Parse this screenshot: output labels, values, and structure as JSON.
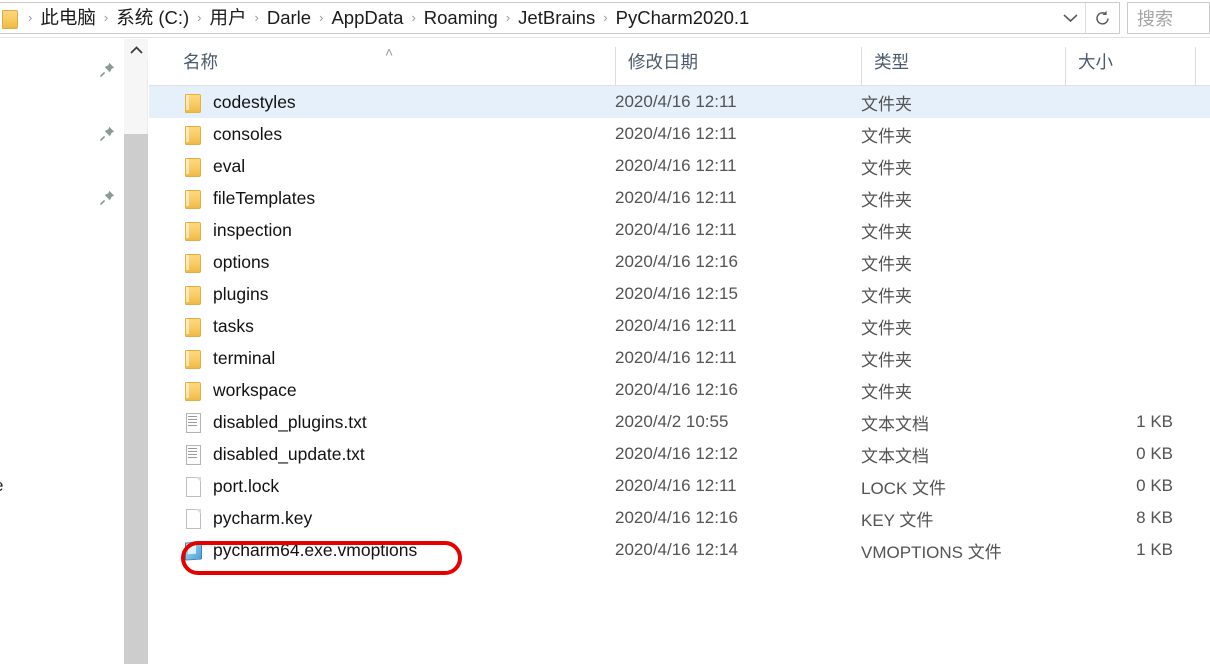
{
  "addressbar": {
    "folder_icon": "folder-icon",
    "breadcrumbs": [
      "此电脑",
      "系统 (C:)",
      "用户",
      "Darle",
      "AppData",
      "Roaming",
      "JetBrains",
      "PyCharm2020.1"
    ],
    "separator": "›",
    "dropdown_icon": "chevron-down-icon",
    "refresh_icon": "refresh-icon",
    "search_placeholder": "搜索"
  },
  "navpane": {
    "pin_icon": "pin-icon",
    "pin_count": 3,
    "clipped_label": "e"
  },
  "scrollbar": {
    "up_arrow_icon": "chevron-up-icon"
  },
  "filelist": {
    "sort_indicator": "˄",
    "columns": [
      {
        "key": "name",
        "label": "名称"
      },
      {
        "key": "date",
        "label": "修改日期"
      },
      {
        "key": "type",
        "label": "类型"
      },
      {
        "key": "size",
        "label": "大小"
      }
    ],
    "rows": [
      {
        "icon": "folder-icon",
        "name": "codestyles",
        "date": "2020/4/16 12:11",
        "type": "文件夹",
        "size": "",
        "selected": true
      },
      {
        "icon": "folder-icon",
        "name": "consoles",
        "date": "2020/4/16 12:11",
        "type": "文件夹",
        "size": "",
        "selected": false
      },
      {
        "icon": "folder-icon",
        "name": "eval",
        "date": "2020/4/16 12:11",
        "type": "文件夹",
        "size": "",
        "selected": false
      },
      {
        "icon": "folder-icon",
        "name": "fileTemplates",
        "date": "2020/4/16 12:11",
        "type": "文件夹",
        "size": "",
        "selected": false
      },
      {
        "icon": "folder-icon",
        "name": "inspection",
        "date": "2020/4/16 12:11",
        "type": "文件夹",
        "size": "",
        "selected": false
      },
      {
        "icon": "folder-icon",
        "name": "options",
        "date": "2020/4/16 12:16",
        "type": "文件夹",
        "size": "",
        "selected": false
      },
      {
        "icon": "folder-icon",
        "name": "plugins",
        "date": "2020/4/16 12:15",
        "type": "文件夹",
        "size": "",
        "selected": false
      },
      {
        "icon": "folder-icon",
        "name": "tasks",
        "date": "2020/4/16 12:11",
        "type": "文件夹",
        "size": "",
        "selected": false
      },
      {
        "icon": "folder-icon",
        "name": "terminal",
        "date": "2020/4/16 12:11",
        "type": "文件夹",
        "size": "",
        "selected": false
      },
      {
        "icon": "folder-icon",
        "name": "workspace",
        "date": "2020/4/16 12:16",
        "type": "文件夹",
        "size": "",
        "selected": false
      },
      {
        "icon": "text-file-icon",
        "name": "disabled_plugins.txt",
        "date": "2020/4/2 10:55",
        "type": "文本文档",
        "size": "1 KB",
        "selected": false
      },
      {
        "icon": "text-file-icon",
        "name": "disabled_update.txt",
        "date": "2020/4/16 12:12",
        "type": "文本文档",
        "size": "0 KB",
        "selected": false
      },
      {
        "icon": "blank-file-icon",
        "name": "port.lock",
        "date": "2020/4/16 12:11",
        "type": "LOCK 文件",
        "size": "0 KB",
        "selected": false
      },
      {
        "icon": "blank-file-icon",
        "name": "pycharm.key",
        "date": "2020/4/16 12:16",
        "type": "KEY 文件",
        "size": "8 KB",
        "selected": false
      },
      {
        "icon": "vmoptions-file-icon",
        "name": "pycharm64.exe.vmoptions",
        "date": "2020/4/16 12:14",
        "type": "VMOPTIONS 文件",
        "size": "1 KB",
        "selected": false
      }
    ]
  },
  "annotation": {
    "target": "pycharm64.exe.vmoptions",
    "shape": "rounded-rectangle",
    "color": "#e60000"
  }
}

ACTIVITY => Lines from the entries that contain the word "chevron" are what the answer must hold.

RESULT FOR THIS EXERCISE =>
    "dropdown_icon": "chevron-down-icon",
    "up_arrow_icon": "chevron-up-icon"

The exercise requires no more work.